Like, just no. When it comes to news, Twitter and other social media venues are CRAWLING with rumors, misinformation, lies, predictions/estimates passed as truth, unreliable sources, inconsistency, etc. Even if you have the attention span of a goldfish or have a thing for 2-sentence posts written in teenage-speak, you simply are not going to get great information. Most big news organizations already have extensive websites, and most of them get updated in virtually real time as information comes in about stories. The difference (with any decent one) is, they fact check. Sources are listed, unconfirmed information is cited as such, and a layer of professionalism comes on top of it all. Trustworthy, single-point-of-entry organizations have incredible value. Plus, in-depth articles and analyses will never be replaced by rapid Tweets, and those also get written fast enough to still count as "breaking news." So yeah, I think this one was full of shit…
This I agree with completely. Some of the idiotic rumors floating around on Twitter-verse in the immediate aftermath of major events (think of the poor Indian student who was 'implicated' shortly after the Boston bombing) is cringe-worthy at best, libellous at worst.
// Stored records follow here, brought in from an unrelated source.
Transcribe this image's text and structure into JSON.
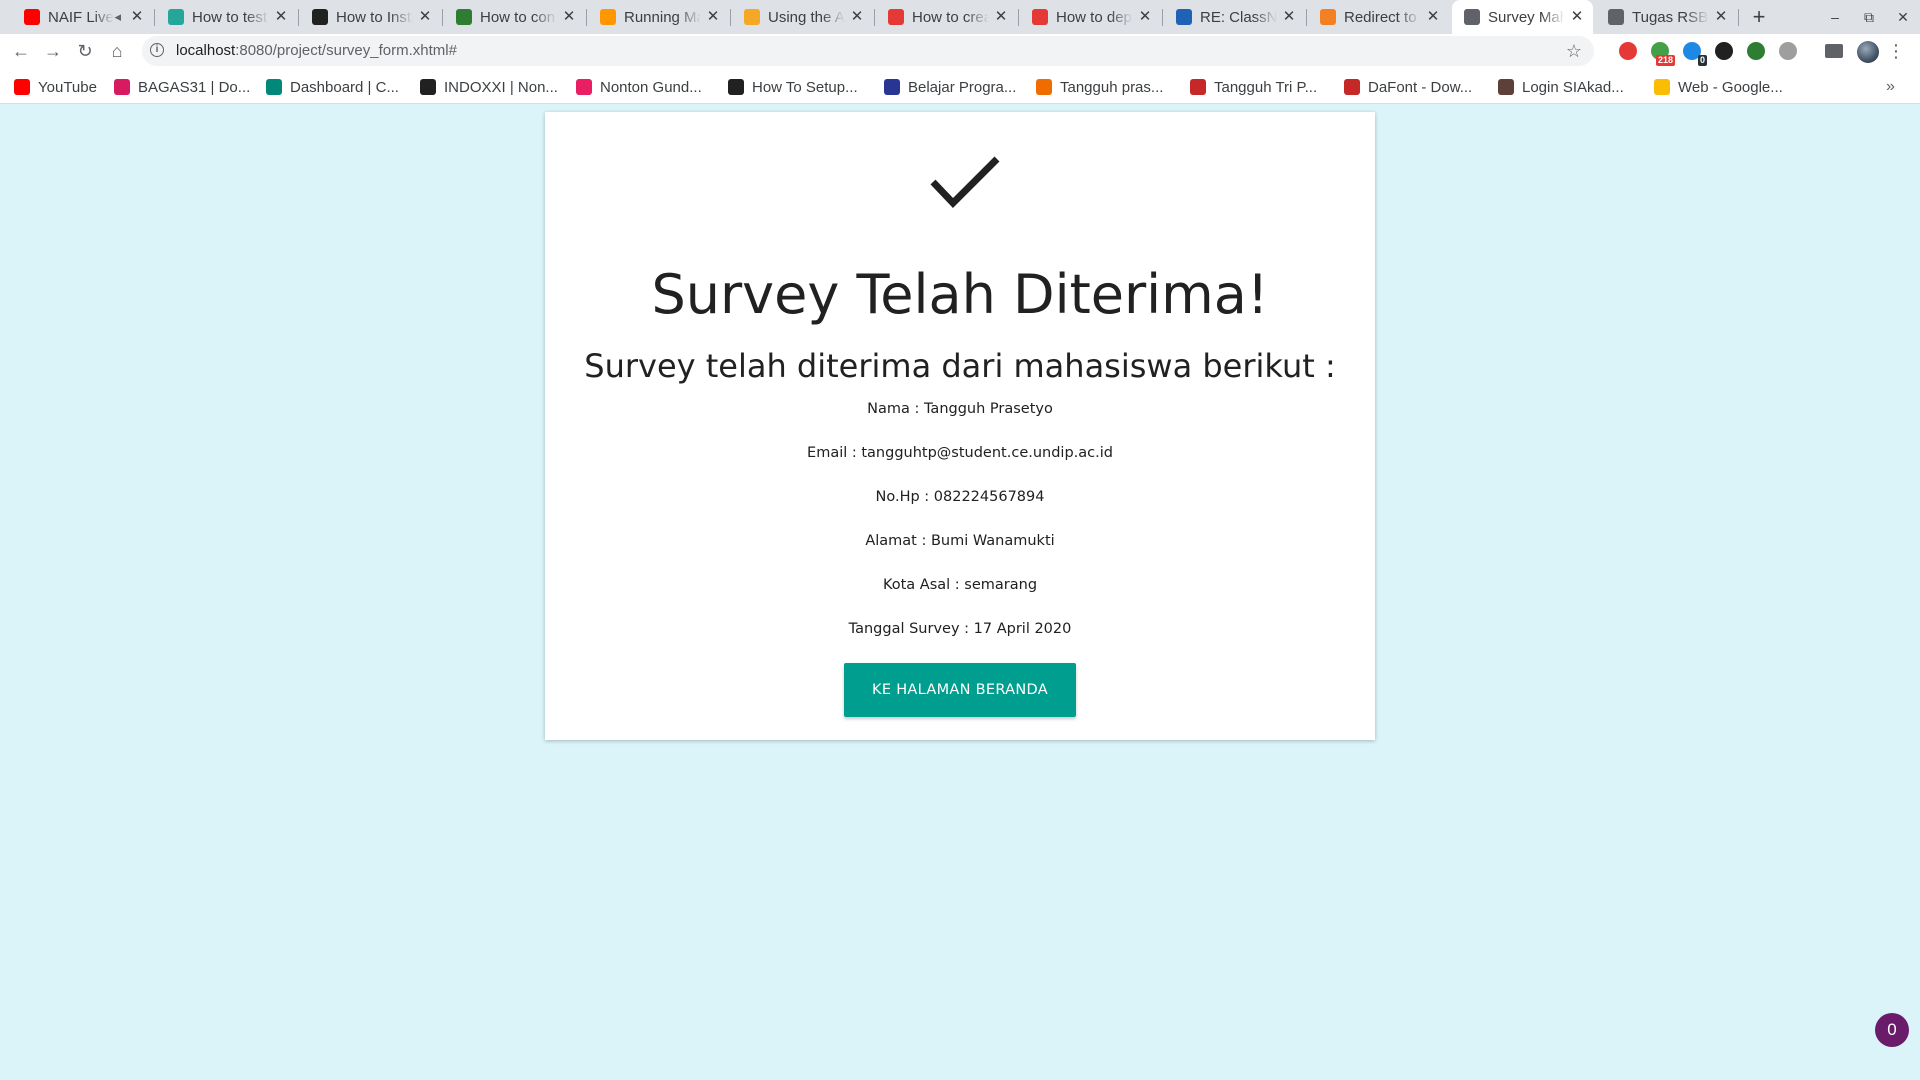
{
  "browser": {
    "tabs": [
      {
        "title": "NAIF Live",
        "favicon": "youtube-icon",
        "color": "#ff0000",
        "has_audio": true
      },
      {
        "title": "How to test",
        "favicon": "wave-icon",
        "color": "#26a69a"
      },
      {
        "title": "How to Install",
        "favicon": "hexagon-icon",
        "color": "#212121"
      },
      {
        "title": "How to con",
        "favicon": "bootstrap-icon",
        "color": "#2e7d32"
      },
      {
        "title": "Running Ma",
        "favicon": "zeta-icon",
        "color": "#ff9800"
      },
      {
        "title": "Using the A",
        "favicon": "box-icon",
        "color": "#f4a825"
      },
      {
        "title": "How to crea",
        "favicon": "javatpoint-icon",
        "color": "#e53935"
      },
      {
        "title": "How to dep",
        "favicon": "javatpoint-icon",
        "color": "#e53935"
      },
      {
        "title": "RE: ClassNo",
        "favicon": "forum-icon",
        "color": "#1e63b5"
      },
      {
        "title": "Redirect to",
        "favicon": "stackoverflow-icon",
        "color": "#f48024"
      },
      {
        "title": "Survey Mah",
        "favicon": "globe-icon",
        "color": "#5f6368",
        "active": true
      },
      {
        "title": "Tugas RSBK",
        "favicon": "globe-icon",
        "color": "#5f6368"
      }
    ],
    "new_tab_label": "+",
    "address": {
      "host": "localhost",
      "rest": ":8080/project/survey_form.xhtml#"
    },
    "extensions": [
      {
        "name": "color-wheel-icon",
        "color": "#e53935"
      },
      {
        "name": "calendar-icon",
        "color": "#43a047",
        "badge": "218",
        "badge_color": "#e53935"
      },
      {
        "name": "ghost-icon",
        "color": "#1e88e5",
        "badge": "0",
        "badge_color": "#263238"
      },
      {
        "name": "squirrel-icon",
        "color": "#212121"
      },
      {
        "name": "globe-green-icon",
        "color": "#2e7d32"
      },
      {
        "name": "circle-gray-icon",
        "color": "#9e9e9e"
      },
      {
        "name": "reading-list-icon",
        "color": "#5f6368"
      }
    ],
    "bookmarks": [
      {
        "label": "YouTube",
        "favicon": "youtube-icon",
        "color": "#ff0000"
      },
      {
        "label": "BAGAS31 | Do...",
        "favicon": "bagas-icon",
        "color": "#d81b60"
      },
      {
        "label": "Dashboard | C...",
        "favicon": "c-icon",
        "color": "#00897b"
      },
      {
        "label": "INDOXXI | Non...",
        "favicon": "indoxxi-icon",
        "color": "#212121"
      },
      {
        "label": "Nonton Gund...",
        "favicon": "gundam-icon",
        "color": "#e91e63"
      },
      {
        "label": "How To Setup...",
        "favicon": "s-icon",
        "color": "#212121"
      },
      {
        "label": "Belajar Progra...",
        "favicon": "book-icon",
        "color": "#283593"
      },
      {
        "label": "Tangguh pras...",
        "favicon": "ring-icon",
        "color": "#ef6c00"
      },
      {
        "label": "Tangguh Tri P...",
        "favicon": "diamond-icon",
        "color": "#c62828"
      },
      {
        "label": "DaFont - Dow...",
        "favicon": "dafont-icon",
        "color": "#c62828"
      },
      {
        "label": "Login SIAkad...",
        "favicon": "university-icon",
        "color": "#5d4037"
      },
      {
        "label": "Web - Google...",
        "favicon": "drive-icon",
        "color": "#fbbc04"
      }
    ]
  },
  "page": {
    "title": "Survey Telah Diterima!",
    "subtitle": "Survey telah diterima dari mahasiswa berikut :",
    "details": [
      "Nama : Tangguh Prasetyo",
      "Email : tangguhtp@student.ce.undip.ac.id",
      "No.Hp : 082224567894",
      "Alamat : Bumi Wanamukti",
      "Kota Asal : semarang",
      "Tanggal Survey : 17 April 2020"
    ],
    "button_label": "KE HALAMAN BERANDA",
    "accent_color": "#009e8e",
    "background_color": "#dbf4f9",
    "notification_count": "0"
  }
}
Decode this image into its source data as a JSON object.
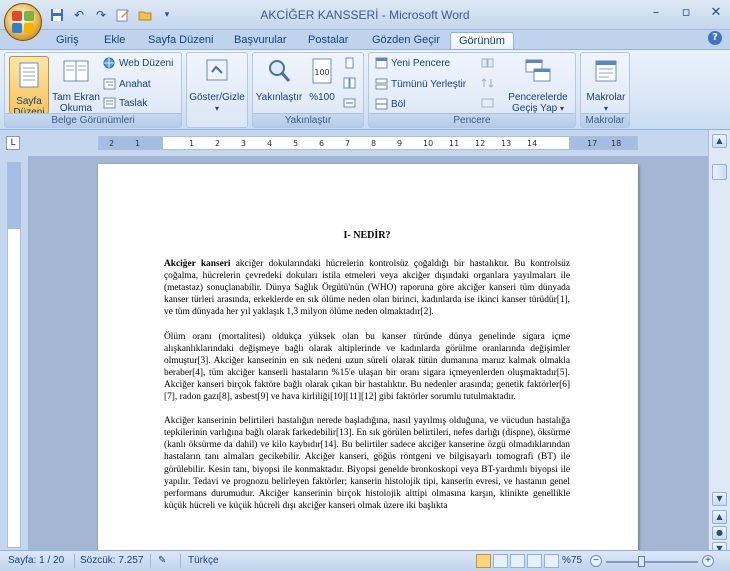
{
  "window": {
    "title": "AKCİĞER KANSSERİ - Microsoft Word",
    "controls": [
      "–",
      "▫",
      "✕"
    ]
  },
  "tabs": [
    {
      "label": "Giriş"
    },
    {
      "label": "Ekle"
    },
    {
      "label": "Sayfa Düzeni"
    },
    {
      "label": "Başvurular"
    },
    {
      "label": "Postalar"
    },
    {
      "label": "Gözden Geçir"
    },
    {
      "label": "Görünüm"
    }
  ],
  "active_tab": "Görünüm",
  "ribbon": {
    "belge": {
      "label": "Belge Görünümleri",
      "sayfa_duzeni": "Sayfa Düzeni",
      "tam_ekran": "Tam Ekran Okuma",
      "web_duzeni": "Web Düzeni",
      "anahat": "Anahat",
      "taslak": "Taslak"
    },
    "goster": {
      "label": "Göster/Gizle"
    },
    "yakinlastir": {
      "label": "Yakınlaştır",
      "zoom": "Yakınlaştır",
      "percent": "%100"
    },
    "pencere": {
      "label": "Pencere",
      "yeni": "Yeni Pencere",
      "tumunu": "Tümünü Yerleştir",
      "bol": "Böl",
      "gecis": "Pencerelerde Geçiş Yap"
    },
    "makrolar": {
      "label": "Makrolar",
      "btn": "Makrolar"
    }
  },
  "ruler": {
    "ticks": [
      "2",
      "1",
      "1",
      "2",
      "3",
      "4",
      "5",
      "6",
      "7",
      "8",
      "9",
      "10",
      "11",
      "12",
      "13",
      "14",
      "15",
      "17",
      "18"
    ]
  },
  "document": {
    "heading": "I-   NEDİR?",
    "p1": {
      "bold": "Akciğer kanseri",
      "text": " akciğer dokularındaki hücrelerin kontrolsüz çoğaldığı bir hastalıktır. Bu kontrolsüz çoğalma, hücrelerin çevredeki dokuları istila etmeleri veya akciğer dışındaki organlara yayılmaları ile (metastaz) sonuçlanabilir. Dünya Sağlık Örgütü'nün (WHO) raporuna göre akciğer kanseri tüm dünyada kanser türleri arasında, erkeklerde en sık ölüme neden olan birinci, kadınlarda ise ikinci kanser türüdür[1], ve tüm dünyada her yıl yaklaşık 1,3 milyon ölüme neden olmaktadır[2]."
    },
    "p2": "Ölüm oranı (mortalitesi) oldukça yüksek olan bu kanser türünde dünya genelinde sigara içme alışkanlıklarındaki değişmeye bağlı olarak altiplerinde ve kadınlarda görülme oranlarında değişimler olmuştur[3]. Akciğer kanserinin en sık nedeni uzun süreli olarak tütün dumanına maruz kalmak olmakla beraber[4], tüm akciğer kanserli hastaların %15'e ulaşan bir oranı sigara içmeyenlerden oluşmaktadır[5]. Akciğer kanseri birçok faktöre bağlı olarak çıkan bir hastalıktır. Bu nedenler arasında; genetik faktörler[6][7], radon gazı[8], asbest[9] ve hava kirliliği[10][11][12] gibi faktörler sorumlu tutulmaktadır.",
    "p3": "Akciğer kanserinin belirtileri hastalığın nerede başladığına, nasıl yayılmış olduğuna, ve vücudun hastalığa tepkilerinin varlığına bağlı olarak farkedebilir[13]. En sık görülen belirtileri, nefes darlığı (dispne), öksürme (kanlı öksürme da dahil) ve kilo kaybıdır[14]. Bu belirtiler sadece akciğer kanserine özgü olmadıklarından hastaların tanı almaları gecikebilir. Akciğer kanseri, göğüs röntgeni ve bilgisayarlı tomografi (BT) ile görülebilir. Kesin tanı, biyopsi ile konmaktadır. Biyopsi genelde bronkoskopi veya BT-yardımlı biyopsi ile yapılır. Tedavi ve prognozu belirleyen faktörler; kanserin histolojik tipi, kanserin evresi, ve hastanın genel performans durumudur. Akciğer kanserinin birçok histolojik alttipi olmasına karşın, klinikte genellikle küçük hücreli ve küçük hücreli dışı akciğer kanseri olmak üzere iki başlıkta"
  },
  "status": {
    "sayfa": "Sayfa: 1 / 20",
    "sozcuk": "Sözcük: 7.257",
    "dil": "Türkçe",
    "zoom": "%75"
  },
  "colors": {
    "ribbon_text": "#15428b",
    "accent": "#f7c55b",
    "workspace": "#a3b7d5"
  }
}
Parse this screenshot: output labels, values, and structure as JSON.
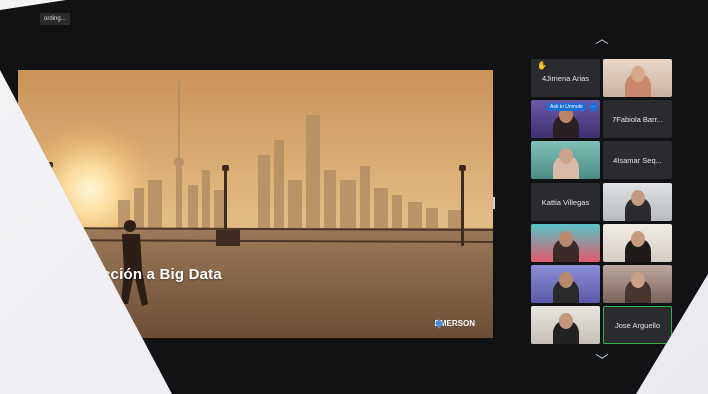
{
  "recording": {
    "label": "ording..."
  },
  "shared_screen": {
    "title": "cción a Big Data",
    "logo": "EMERSON"
  },
  "gallery": {
    "scroll_up_icon": "chevron-up-icon",
    "scroll_down_icon": "chevron-down-icon",
    "unmute_label": "Ask to Unmute",
    "unmute_more": "···",
    "participants": [
      {
        "name": "4Jimena Arias",
        "video": false,
        "hand_raised": true
      },
      {
        "name": "",
        "video": true
      },
      {
        "name": "",
        "video": true
      },
      {
        "name": "7Fabiola Barr...",
        "video": false
      },
      {
        "name": "",
        "video": true
      },
      {
        "name": "4Isamar Seq...",
        "video": false
      },
      {
        "name": "Kattia Villegas",
        "video": false
      },
      {
        "name": "",
        "video": true
      },
      {
        "name": "",
        "video": true
      },
      {
        "name": "",
        "video": true
      },
      {
        "name": "",
        "video": true
      },
      {
        "name": "",
        "video": true
      },
      {
        "name": "",
        "video": true
      },
      {
        "name": "Jose Arguello",
        "video": false,
        "active_speaker": true
      }
    ]
  }
}
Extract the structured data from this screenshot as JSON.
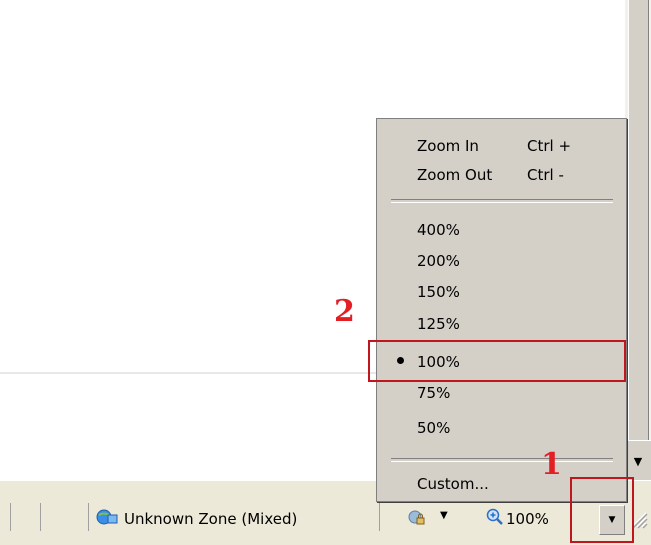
{
  "statusbar": {
    "zone_label": "Unknown Zone (Mixed)",
    "zoom_label": "100%",
    "icons": {
      "zone": "globe-network-icon",
      "protected_mode": "lock-icon",
      "zoom": "magnifier-plus-icon"
    }
  },
  "zoom_menu": {
    "zoom_in": {
      "label": "Zoom In",
      "shortcut": "Ctrl +"
    },
    "zoom_out": {
      "label": "Zoom Out",
      "shortcut": "Ctrl -"
    },
    "levels": [
      "400%",
      "200%",
      "150%",
      "125%",
      "100%",
      "75%",
      "50%"
    ],
    "selected_level": "100%",
    "custom": "Custom..."
  },
  "annotations": {
    "step1": "1",
    "step2": "2",
    "color": "#e31e24"
  }
}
I actually think the only item on the list that was actually interesting was the prediction that online privacy would be taught in schools just like sex ed. I don't know if I actually envision that happening as a formal curriculum so to speak, but the topic does touch on a lot of important issues like privacy, harassment, and breaking the law, all of which show up in school lessons sometime or another.
Again, I agree. If not a part of the curriculum, everyone should invest some time into getting some knowledge of some basic security safeguards one can take to protect their privacy and personal information.
How are gonna keep track of all that information, though?
I can see if you're doing things like hacking or collecting CP, but there's no reason to follow most of us here on the internet.
As I wrote earlier, with increasing raw processing power and storage capacity, automated algorithms and scripts can easily keep track of your movements online passively and create a digest of "Cruithne's top hits". Email clients already passively go through your email, search engines track your search history and browsers track your browsing history. Right now they do it to display the best fit ads to you. But with services like Google Now, which uses this information to intelligently predict data to show to you on your smartphone home screen, it can be argued that online programs are getting sophisticated enough to do more with your information.
It does sound a little creepy.